■ **Records shown**:
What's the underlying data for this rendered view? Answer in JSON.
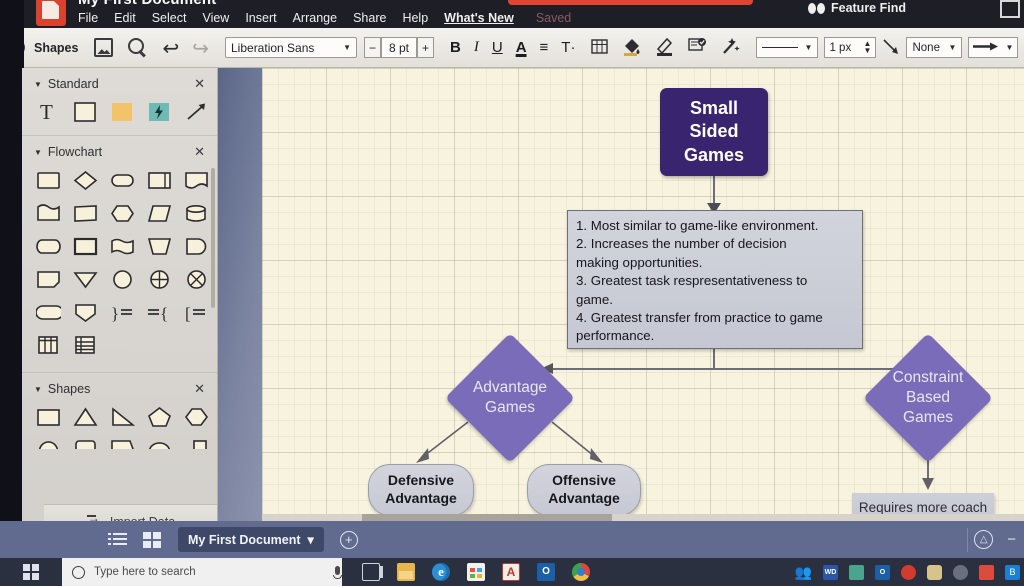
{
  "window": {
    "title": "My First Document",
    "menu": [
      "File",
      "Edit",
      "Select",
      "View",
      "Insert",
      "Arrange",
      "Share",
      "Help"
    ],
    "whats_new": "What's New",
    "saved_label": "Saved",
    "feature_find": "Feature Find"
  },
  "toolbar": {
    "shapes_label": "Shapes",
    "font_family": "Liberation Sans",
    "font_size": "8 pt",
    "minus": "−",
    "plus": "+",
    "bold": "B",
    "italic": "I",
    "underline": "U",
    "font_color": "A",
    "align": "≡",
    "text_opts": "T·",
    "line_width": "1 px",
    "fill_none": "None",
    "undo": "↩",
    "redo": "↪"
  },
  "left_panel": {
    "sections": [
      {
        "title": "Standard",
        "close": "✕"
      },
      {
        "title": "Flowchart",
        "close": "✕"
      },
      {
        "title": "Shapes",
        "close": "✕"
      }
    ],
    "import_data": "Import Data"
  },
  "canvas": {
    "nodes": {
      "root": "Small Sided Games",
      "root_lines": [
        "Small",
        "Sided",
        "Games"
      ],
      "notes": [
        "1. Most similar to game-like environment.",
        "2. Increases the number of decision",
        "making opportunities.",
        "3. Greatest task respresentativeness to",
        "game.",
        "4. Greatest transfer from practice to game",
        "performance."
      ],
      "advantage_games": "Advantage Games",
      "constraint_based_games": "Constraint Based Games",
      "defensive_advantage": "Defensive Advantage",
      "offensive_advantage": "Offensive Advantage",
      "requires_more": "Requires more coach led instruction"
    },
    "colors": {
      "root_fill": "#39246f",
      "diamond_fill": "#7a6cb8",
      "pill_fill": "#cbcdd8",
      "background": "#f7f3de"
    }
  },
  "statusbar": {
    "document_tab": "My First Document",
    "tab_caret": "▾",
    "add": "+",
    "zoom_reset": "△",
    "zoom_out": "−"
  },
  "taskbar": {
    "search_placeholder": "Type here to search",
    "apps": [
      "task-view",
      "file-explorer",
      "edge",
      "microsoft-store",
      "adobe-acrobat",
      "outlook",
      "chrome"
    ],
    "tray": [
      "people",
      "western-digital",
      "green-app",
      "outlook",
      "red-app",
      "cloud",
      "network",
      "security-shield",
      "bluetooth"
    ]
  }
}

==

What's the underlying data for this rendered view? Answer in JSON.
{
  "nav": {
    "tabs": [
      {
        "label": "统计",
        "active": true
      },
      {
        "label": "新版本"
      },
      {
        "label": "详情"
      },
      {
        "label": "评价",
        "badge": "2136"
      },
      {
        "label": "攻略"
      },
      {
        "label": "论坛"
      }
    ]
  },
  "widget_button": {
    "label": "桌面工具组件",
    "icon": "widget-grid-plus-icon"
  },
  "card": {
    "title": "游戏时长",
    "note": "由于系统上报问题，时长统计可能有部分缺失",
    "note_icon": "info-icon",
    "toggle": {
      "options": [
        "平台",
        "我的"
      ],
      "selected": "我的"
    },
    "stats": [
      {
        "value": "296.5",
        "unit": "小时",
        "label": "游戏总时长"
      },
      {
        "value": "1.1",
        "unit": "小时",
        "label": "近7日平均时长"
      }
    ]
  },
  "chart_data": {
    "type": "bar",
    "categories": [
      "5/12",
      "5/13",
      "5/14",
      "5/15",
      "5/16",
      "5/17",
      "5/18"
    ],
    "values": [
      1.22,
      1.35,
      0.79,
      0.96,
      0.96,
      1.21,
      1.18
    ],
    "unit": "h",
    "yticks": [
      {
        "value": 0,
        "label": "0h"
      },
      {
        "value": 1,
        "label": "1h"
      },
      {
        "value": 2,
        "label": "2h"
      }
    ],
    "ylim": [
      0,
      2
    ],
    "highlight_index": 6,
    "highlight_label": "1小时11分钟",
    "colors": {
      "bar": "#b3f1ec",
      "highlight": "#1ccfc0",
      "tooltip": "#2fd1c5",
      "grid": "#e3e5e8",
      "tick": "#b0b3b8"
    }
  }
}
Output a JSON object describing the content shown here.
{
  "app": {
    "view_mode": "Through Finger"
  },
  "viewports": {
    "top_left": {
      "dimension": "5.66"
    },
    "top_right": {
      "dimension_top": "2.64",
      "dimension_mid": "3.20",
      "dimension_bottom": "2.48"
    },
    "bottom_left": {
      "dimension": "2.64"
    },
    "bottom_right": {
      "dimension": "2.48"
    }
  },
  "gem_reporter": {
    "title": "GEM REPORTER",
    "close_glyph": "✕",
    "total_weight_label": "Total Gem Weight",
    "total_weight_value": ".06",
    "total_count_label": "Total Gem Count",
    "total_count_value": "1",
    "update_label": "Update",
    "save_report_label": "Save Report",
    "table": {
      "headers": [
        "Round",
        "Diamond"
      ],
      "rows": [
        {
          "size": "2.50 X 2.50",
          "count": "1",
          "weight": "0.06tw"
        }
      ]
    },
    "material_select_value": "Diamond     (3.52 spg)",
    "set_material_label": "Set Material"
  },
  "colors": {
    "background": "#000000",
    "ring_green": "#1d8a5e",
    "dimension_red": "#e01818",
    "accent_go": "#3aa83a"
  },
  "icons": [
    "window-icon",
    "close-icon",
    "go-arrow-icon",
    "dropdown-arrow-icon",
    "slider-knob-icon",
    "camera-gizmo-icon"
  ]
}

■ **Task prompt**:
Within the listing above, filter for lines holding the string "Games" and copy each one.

■ **Answer below**:
      "root": "Small Sided Games",
        "Games"
      "advantage_games": "Advantage Games",
      "constraint_based_games": "Constraint Based Games",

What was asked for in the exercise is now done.